_Task objective_: Give back an exact copy of the listing that follows, without the pictures.

----------

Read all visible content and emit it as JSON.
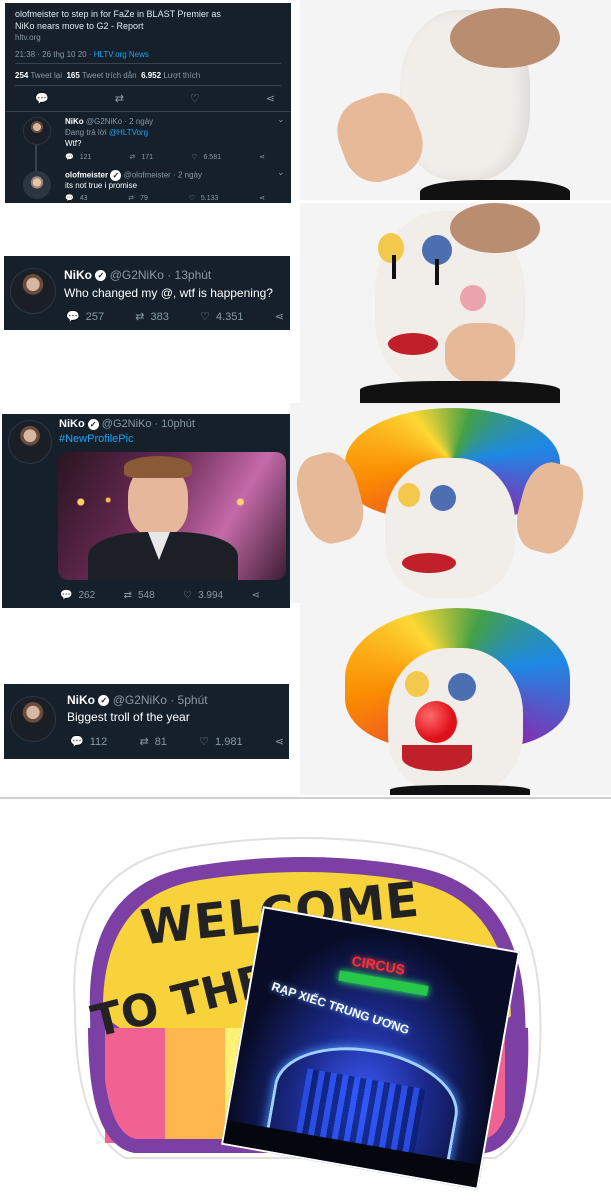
{
  "tweet1": {
    "headline_1": "olofmeister to step in for FaZe in BLAST Premier as",
    "headline_2": "NiKo nears move to G2 - Report",
    "domain": "hltv.org",
    "meta": "21:38 · 26 thg 10 20 · ",
    "source": "HLTV.org News",
    "retweets_count": "254",
    "retweets_label": "Tweet lại",
    "quotes_count": "165",
    "quotes_label": "Tweet trích dẫn",
    "likes_count": "6.952",
    "likes_label": "Lượt thích",
    "reply1": {
      "name": "NiKo",
      "handle": "@G2NiKo · 2 ngày",
      "replying": "Đang trả lời ",
      "replying_to": "@HLTVorg",
      "text": "Wtf?",
      "replies": "121",
      "retweets": "171",
      "likes": "6.581"
    },
    "reply2": {
      "name": "olofmeister",
      "handle": "@olofmeister · 2 ngày",
      "text": "its not true i promise",
      "replies": "43",
      "retweets": "79",
      "likes": "5.133"
    }
  },
  "tweet2": {
    "name": "NiKo",
    "handle": "@G2NiKo · 13phút",
    "text": "Who changed my @, wtf is happening?",
    "replies": "257",
    "retweets": "383",
    "likes": "4.351"
  },
  "tweet3": {
    "name": "NiKo",
    "handle": "@G2NiKo · 10phút",
    "hashtag": "#NewProfilePic",
    "replies": "262",
    "retweets": "548",
    "likes": "3.994"
  },
  "tweet4": {
    "name": "NiKo",
    "handle": "@G2NiKo · 5phút",
    "text": "Biggest troll of the year",
    "replies": "112",
    "retweets": "81",
    "likes": "1.981"
  },
  "sticker": {
    "line1": "WELCOME",
    "line2": "TO THE",
    "photo_sign_top": "CIRCUS",
    "photo_sign_main": "RẠP XIẾC TRUNG ƯƠNG"
  },
  "colors": {
    "tweet_bg": "#15202b",
    "tweet_muted": "#8899a6",
    "tweet_link": "#1da1f2",
    "sticker_yellow": "#f7d23a",
    "sticker_purple": "#7c3fa4"
  },
  "icons": [
    "reply-icon",
    "retweet-icon",
    "like-icon",
    "share-icon",
    "verified-icon",
    "more-icon"
  ]
}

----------

_Response area_:
Read all visible content and emit it as JSON.
{
  "tweet1": {
    "headline_1": "olofmeister to step in for FaZe in BLAST Premier as",
    "headline_2": "NiKo nears move to G2 - Report",
    "domain": "hltv.org",
    "meta": "21:38 · 26 thg 10 20 · ",
    "source": "HLTV.org News",
    "retweets_count": "254",
    "retweets_label": "Tweet lại",
    "quotes_count": "165",
    "quotes_label": "Tweet trích dẫn",
    "likes_count": "6.952",
    "likes_label": "Lượt thích",
    "reply1": {
      "name": "NiKo",
      "handle": "@G2NiKo · 2 ngày",
      "replying": "Đang trả lời ",
      "replying_to": "@HLTVorg",
      "text": "Wtf?",
      "replies": "121",
      "retweets": "171",
      "likes": "6.581"
    },
    "reply2": {
      "name": "olofmeister",
      "handle": "@olofmeister · 2 ngày",
      "text": "its not true i promise",
      "replies": "43",
      "retweets": "79",
      "likes": "5.133"
    }
  },
  "tweet2": {
    "name": "NiKo",
    "handle": "@G2NiKo · 13phút",
    "text": "Who changed my @, wtf is happening?",
    "replies": "257",
    "retweets": "383",
    "likes": "4.351"
  },
  "tweet3": {
    "name": "NiKo",
    "handle": "@G2NiKo · 10phút",
    "hashtag": "#NewProfilePic",
    "replies": "262",
    "retweets": "548",
    "likes": "3.994"
  },
  "tweet4": {
    "name": "NiKo",
    "handle": "@G2NiKo · 5phút",
    "text": "Biggest troll of the year",
    "replies": "112",
    "retweets": "81",
    "likes": "1.981"
  },
  "sticker": {
    "line1": "WELCOME",
    "line2": "TO THE",
    "photo_sign_top": "CIRCUS",
    "photo_sign_main": "RẠP XIẾC TRUNG ƯƠNG"
  },
  "colors": {
    "tweet_bg": "#15202b",
    "tweet_muted": "#8899a6",
    "tweet_link": "#1da1f2",
    "sticker_yellow": "#f7d23a",
    "sticker_purple": "#7c3fa4"
  },
  "icons": [
    "reply-icon",
    "retweet-icon",
    "like-icon",
    "share-icon",
    "verified-icon",
    "more-icon"
  ]
}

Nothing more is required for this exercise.